- **WHAT THE TASK REQUIRES**:
Look through the data that follows and work out how many lines contain the string "label". Nothing but that number should be given.

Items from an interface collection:

○ ○ ○

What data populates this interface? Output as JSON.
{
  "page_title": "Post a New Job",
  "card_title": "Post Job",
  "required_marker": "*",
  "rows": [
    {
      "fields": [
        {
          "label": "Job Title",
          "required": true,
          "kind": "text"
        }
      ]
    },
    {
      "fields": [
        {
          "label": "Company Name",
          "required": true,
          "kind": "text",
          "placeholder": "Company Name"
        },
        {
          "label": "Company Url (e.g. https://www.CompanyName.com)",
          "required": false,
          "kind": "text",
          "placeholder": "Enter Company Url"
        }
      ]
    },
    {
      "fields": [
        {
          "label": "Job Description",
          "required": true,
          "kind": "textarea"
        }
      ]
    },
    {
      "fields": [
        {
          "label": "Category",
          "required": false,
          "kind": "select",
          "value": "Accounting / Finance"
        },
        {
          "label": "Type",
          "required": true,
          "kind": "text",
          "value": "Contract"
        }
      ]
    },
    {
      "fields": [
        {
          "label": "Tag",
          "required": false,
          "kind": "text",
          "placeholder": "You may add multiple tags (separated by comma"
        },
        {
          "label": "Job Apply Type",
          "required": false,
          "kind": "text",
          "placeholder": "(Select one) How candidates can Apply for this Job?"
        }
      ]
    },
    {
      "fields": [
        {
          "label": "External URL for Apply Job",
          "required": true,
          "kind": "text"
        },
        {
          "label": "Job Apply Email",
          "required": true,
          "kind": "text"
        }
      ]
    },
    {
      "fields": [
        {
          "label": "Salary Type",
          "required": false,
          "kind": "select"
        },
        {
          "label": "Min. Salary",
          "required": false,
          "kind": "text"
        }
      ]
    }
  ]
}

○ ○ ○

- **EXPECTED OUTPUT**:
12